_RECORDS FOR THE TASK_
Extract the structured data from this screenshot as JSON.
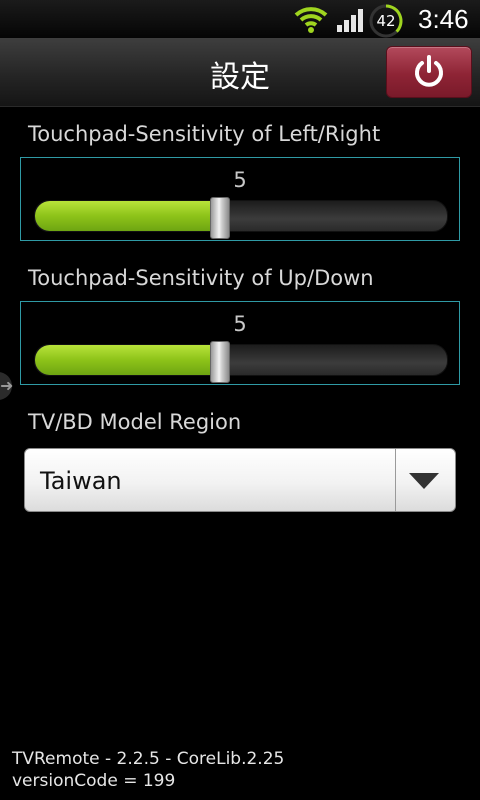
{
  "status_bar": {
    "battery_level": "42",
    "time": "3:46"
  },
  "header": {
    "title": "設定"
  },
  "settings": {
    "horizontal": {
      "label": "Touchpad-Sensitivity of Left/Right",
      "value": "5",
      "fill_fraction": 0.45
    },
    "vertical": {
      "label": "Touchpad-Sensitivity of Up/Down",
      "value": "5",
      "fill_fraction": 0.45
    },
    "region": {
      "label": "TV/BD Model Region",
      "selected": "Taiwan"
    }
  },
  "footer": {
    "version_line": "TVRemote - 2.2.5 - CoreLib.2.25",
    "version_code": "versionCode = 199"
  },
  "colors": {
    "slider_fill": "#8dc319",
    "slider_box_border": "#2f9aa5",
    "power_button": "#8e2435"
  },
  "icons": {
    "wifi": "wifi-icon",
    "signal": "signal-icon",
    "battery": "battery-icon",
    "power": "power-icon",
    "dropdown": "dropdown-arrow-icon",
    "edge_handle": "arrow-right-icon"
  }
}
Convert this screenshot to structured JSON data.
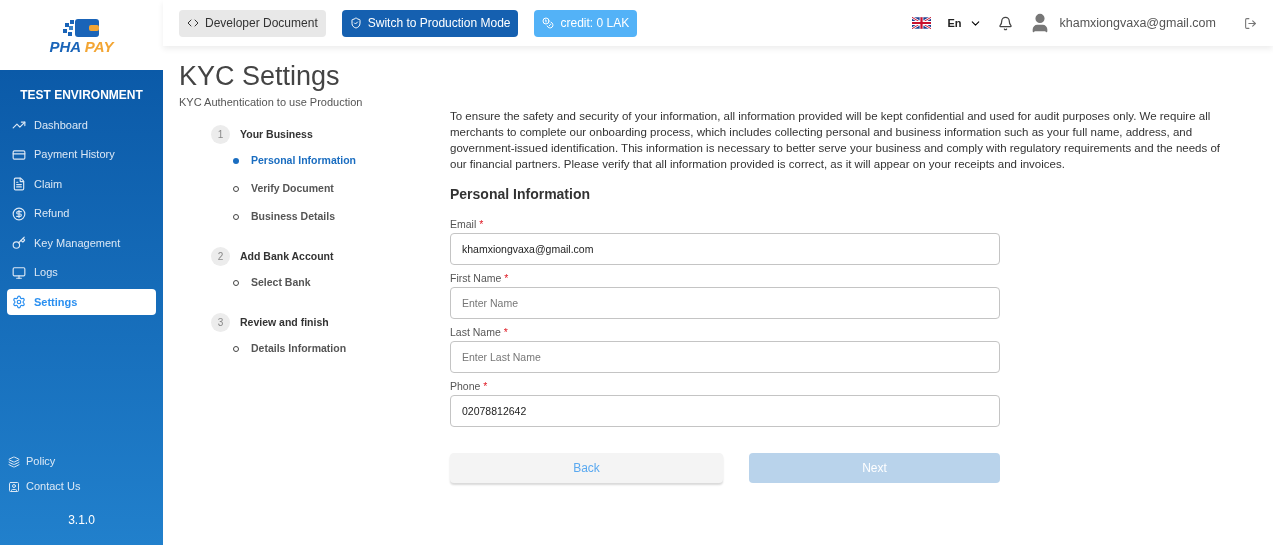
{
  "logo": {
    "line1": "PHA",
    "line2": "PAY"
  },
  "header": {
    "buttons": [
      {
        "label": "Developer Document",
        "kind": "doc"
      },
      {
        "label": "Switch to Production Mode",
        "kind": "production"
      },
      {
        "label": "credit: 0 LAK",
        "kind": "credit"
      }
    ],
    "language": "En",
    "user_email": "khamxiongvaxa@gmail.com"
  },
  "sidebar": {
    "environment": "TEST ENVIRONMENT",
    "items": [
      {
        "label": "Dashboard",
        "selected": false
      },
      {
        "label": "Payment History",
        "selected": false
      },
      {
        "label": "Claim",
        "selected": false
      },
      {
        "label": "Refund",
        "selected": false
      },
      {
        "label": "Key Management",
        "selected": false
      },
      {
        "label": "Logs",
        "selected": false
      },
      {
        "label": "Settings",
        "selected": true
      }
    ],
    "footer_items": [
      {
        "label": "Policy"
      },
      {
        "label": "Contact Us"
      }
    ],
    "version": "3.1.0"
  },
  "page": {
    "title": "KYC Settings",
    "subtitle": "KYC Authentication to use Production"
  },
  "steps": [
    {
      "number": "1",
      "label": "Your Business",
      "substeps": [
        {
          "label": "Personal Information",
          "selected": true
        },
        {
          "label": "Verify Document",
          "selected": false
        },
        {
          "label": "Business Details",
          "selected": false
        }
      ]
    },
    {
      "number": "2",
      "label": "Add Bank Account",
      "substeps": [
        {
          "label": "Select Bank",
          "selected": false
        }
      ]
    },
    {
      "number": "3",
      "label": "Review and finish",
      "substeps": [
        {
          "label": "Details Information",
          "selected": false
        }
      ]
    }
  ],
  "notice": "To ensure the safety and security of your information, all information provided will be kept confidential and used for audit purposes only. We require all merchants to complete our onboarding process, which includes collecting personal and business information such as your full name, address, and government-issued identification. This information is necessary to better serve your business and comply with regulatory requirements and the needs of our financial partners. Please verify that all information provided is correct, as it will appear on your receipts and invoices.",
  "form": {
    "title": "Personal Information",
    "fields": [
      {
        "label": "Email",
        "required_mark": "*",
        "value": "khamxiongvaxa@gmail.com"
      },
      {
        "label": "First Name",
        "required_mark": "*",
        "placeholder": "Enter Name"
      },
      {
        "label": "Last Name",
        "required_mark": "*",
        "placeholder": "Enter Last Name"
      },
      {
        "label": "Phone",
        "required_mark": "*",
        "value": "02078812642"
      }
    ],
    "buttons": [
      {
        "label": "Back",
        "disabled": false,
        "kind": "secondary"
      },
      {
        "label": "Next",
        "disabled": true,
        "kind": "primary"
      }
    ]
  }
}
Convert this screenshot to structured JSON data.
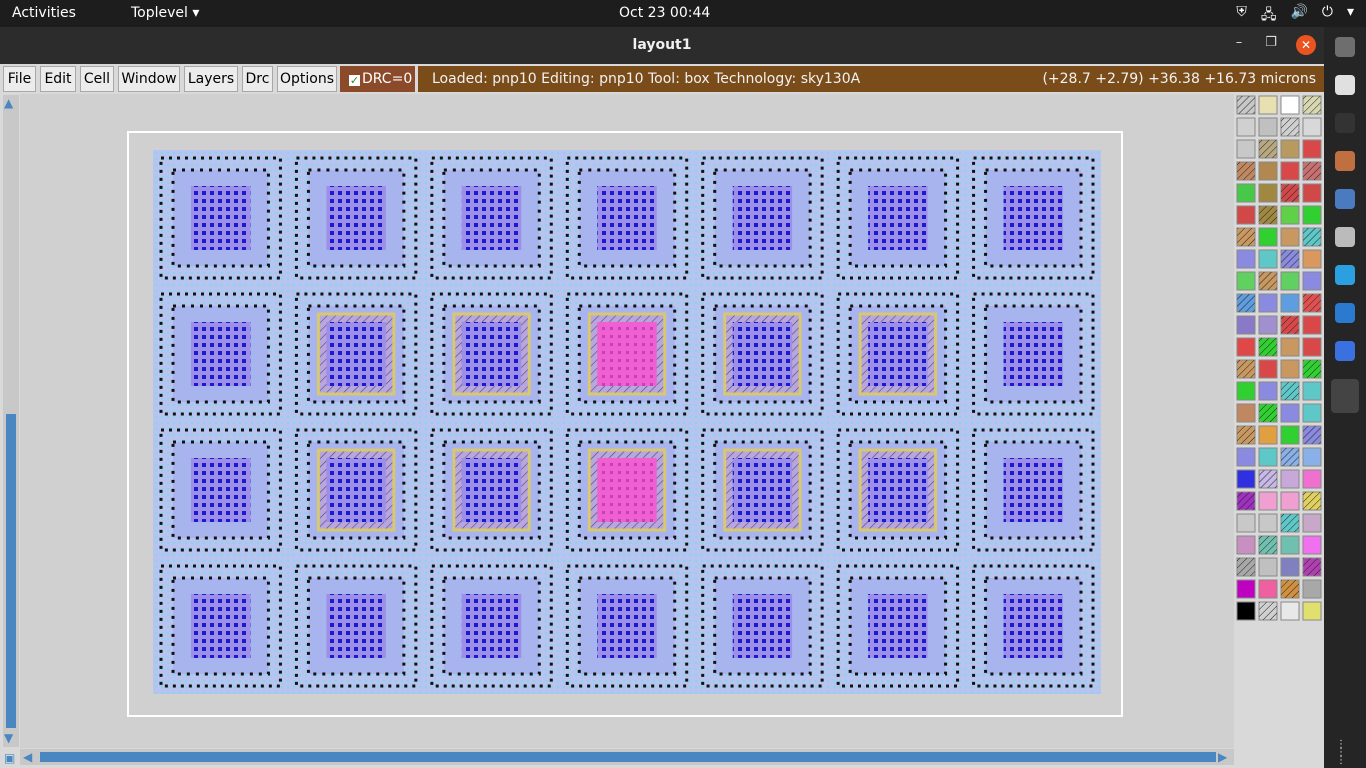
{
  "topbar": {
    "activities": "Activities",
    "app_menu": "Toplevel",
    "app_menu_arrow": "▾",
    "clock": "Oct 23  00:44",
    "tray_icons": [
      "shield-icon",
      "network-icon",
      "volume-icon",
      "power-icon"
    ],
    "tray_glyphs": [
      "⛨",
      "🖧",
      "🔊",
      "⏻"
    ],
    "tray_more": "▾"
  },
  "window": {
    "title": "layout1",
    "minimize": "–",
    "maximize": "❐",
    "close": "✕"
  },
  "menu": {
    "items": [
      "File",
      "Edit",
      "Cell",
      "Window",
      "Layers",
      "Drc",
      "Options"
    ],
    "drc_label": "DRC=0",
    "drc_check": "✓"
  },
  "status": {
    "left": "Loaded: pnp10 Editing: pnp10 Tool: box  Technology: sky130A",
    "right": "(+28.7 +2.79) +36.38 +16.73 microns"
  },
  "layout": {
    "grid_cols": 7,
    "grid_rows": 4,
    "highlighted_cells": [
      [
        1,
        1
      ],
      [
        1,
        2
      ],
      [
        1,
        4
      ],
      [
        1,
        5
      ],
      [
        2,
        1
      ],
      [
        2,
        2
      ],
      [
        2,
        4
      ],
      [
        2,
        5
      ]
    ],
    "pink_cells": [
      [
        1,
        3
      ],
      [
        2,
        3
      ]
    ]
  },
  "colors": {
    "accent": "#7a4c1a",
    "drc": "#8b4a2a",
    "scroll": "#4a86c0",
    "close": "#e95420",
    "layout_bg": "#b8c4f0"
  },
  "palette": {
    "rows": 24,
    "cols": 4
  },
  "dock": {
    "apps": [
      "files-icon",
      "chrome-icon",
      "terminal-icon",
      "app-icon",
      "editor-icon",
      "settings-icon",
      "telegram-icon",
      "vscode-icon",
      "screenshot-icon",
      "window-icon"
    ]
  },
  "show_apps_glyph": "⋮⋮⋮"
}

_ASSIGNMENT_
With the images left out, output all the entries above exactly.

_SOLUTION FOR THIS EXERCISE_
Extract the structured data from this screenshot as JSON.
{
  "status_bar": {
    "battery_level": "42",
    "time": "3:46"
  },
  "header": {
    "title": "設定"
  },
  "settings": {
    "horizontal": {
      "label": "Touchpad-Sensitivity of Left/Right",
      "value": "5",
      "fill_fraction": 0.45
    },
    "vertical": {
      "label": "Touchpad-Sensitivity of Up/Down",
      "value": "5",
      "fill_fraction": 0.45
    },
    "region": {
      "label": "TV/BD Model Region",
      "selected": "Taiwan"
    }
  },
  "footer": {
    "version_line": "TVRemote - 2.2.5 - CoreLib.2.25",
    "version_code": "versionCode = 199"
  },
  "colors": {
    "slider_fill": "#8dc319",
    "slider_box_border": "#2f9aa5",
    "power_button": "#8e2435"
  },
  "icons": {
    "wifi": "wifi-icon",
    "signal": "signal-icon",
    "battery": "battery-icon",
    "power": "power-icon",
    "dropdown": "dropdown-arrow-icon",
    "edge_handle": "arrow-right-icon"
  }
}
Convert this screenshot to structured JSON data.
{
  "logo": {
    "line1": "PHA",
    "line2": "PAY"
  },
  "header": {
    "buttons": [
      {
        "label": "Developer Document",
        "kind": "doc"
      },
      {
        "label": "Switch to Production Mode",
        "kind": "production"
      },
      {
        "label": "credit: 0 LAK",
        "kind": "credit"
      }
    ],
    "language": "En",
    "user_email": "khamxiongvaxa@gmail.com"
  },
  "sidebar": {
    "environment": "TEST ENVIRONMENT",
    "items": [
      {
        "label": "Dashboard",
        "selected": false
      },
      {
        "label": "Payment History",
        "selected": false
      },
      {
        "label": "Claim",
        "selected": false
      },
      {
        "label": "Refund",
        "selected": false
      },
      {
        "label": "Key Management",
        "selected": false
      },
      {
        "label": "Logs",
        "selected": false
      },
      {
        "label": "Settings",
        "selected": true
      }
    ],
    "footer_items": [
      {
        "label": "Policy"
      },
      {
        "label": "Contact Us"
      }
    ],
    "version": "3.1.0"
  },
  "page": {
    "title": "KYC Settings",
    "subtitle": "KYC Authentication to use Production"
  },
  "steps": [
    {
      "number": "1",
      "label": "Your Business",
      "substeps": [
        {
          "label": "Personal Information",
          "selected": true
        },
        {
          "label": "Verify Document",
          "selected": false
        },
        {
          "label": "Business Details",
          "selected": false
        }
      ]
    },
    {
      "number": "2",
      "label": "Add Bank Account",
      "substeps": [
        {
          "label": "Select Bank",
          "selected": false
        }
      ]
    },
    {
      "number": "3",
      "label": "Review and finish",
      "substeps": [
        {
          "label": "Details Information",
          "selected": false
        }
      ]
    }
  ],
  "notice": "To ensure the safety and security of your information, all information provided will be kept confidential and used for audit purposes only. We require all merchants to complete our onboarding process, which includes collecting personal and business information such as your full name, address, and government-issued identification. This information is necessary to better serve your business and comply with regulatory requirements and the needs of our financial partners. Please verify that all information provided is correct, as it will appear on your receipts and invoices.",
  "form": {
    "title": "Personal Information",
    "fields": [
      {
        "label": "Email",
        "required_mark": "*",
        "value": "khamxiongvaxa@gmail.com"
      },
      {
        "label": "First Name",
        "required_mark": "*",
        "placeholder": "Enter Name"
      },
      {
        "label": "Last Name",
        "required_mark": "*",
        "placeholder": "Enter Last Name"
      },
      {
        "label": "Phone",
        "required_mark": "*",
        "value": "02078812642"
      }
    ],
    "buttons": [
      {
        "label": "Back",
        "disabled": false,
        "kind": "secondary"
      },
      {
        "label": "Next",
        "disabled": true,
        "kind": "primary"
      }
    ]
  }
}
Convert this screenshot to structured JSON data.
{
  "topbar": {
    "activities": "Activities",
    "app_menu": "Toplevel",
    "app_menu_arrow": "▾",
    "clock": "Oct 23  00:44",
    "tray_icons": [
      "shield-icon",
      "network-icon",
      "volume-icon",
      "power-icon"
    ],
    "tray_glyphs": [
      "⛨",
      "🖧",
      "🔊",
      "⏻"
    ],
    "tray_more": "▾"
  },
  "window": {
    "title": "layout1",
    "minimize": "–",
    "maximize": "❐",
    "close": "✕"
  },
  "menu": {
    "items": [
      "File",
      "Edit",
      "Cell",
      "Window",
      "Layers",
      "Drc",
      "Options"
    ],
    "drc_label": "DRC=0",
    "drc_check": "✓"
  },
  "status": {
    "left": "Loaded: pnp10 Editing: pnp10 Tool: box  Technology: sky130A",
    "right": "(+28.7 +2.79) +36.38 +16.73 microns"
  },
  "layout": {
    "grid_cols": 7,
    "grid_rows": 4,
    "highlighted_cells": [
      [
        1,
        1
      ],
      [
        1,
        2
      ],
      [
        1,
        4
      ],
      [
        1,
        5
      ],
      [
        2,
        1
      ],
      [
        2,
        2
      ],
      [
        2,
        4
      ],
      [
        2,
        5
      ]
    ],
    "pink_cells": [
      [
        1,
        3
      ],
      [
        2,
        3
      ]
    ]
  },
  "colors": {
    "accent": "#7a4c1a",
    "drc": "#8b4a2a",
    "scroll": "#4a86c0",
    "close": "#e95420",
    "layout_bg": "#b8c4f0"
  },
  "palette": {
    "rows": 24,
    "cols": 4
  },
  "dock": {
    "apps": [
      "files-icon",
      "chrome-icon",
      "terminal-icon",
      "app-icon",
      "editor-icon",
      "settings-icon",
      "telegram-icon",
      "vscode-icon",
      "screenshot-icon",
      "window-icon"
    ]
  },
  "show_apps_glyph": "⋮⋮⋮"
}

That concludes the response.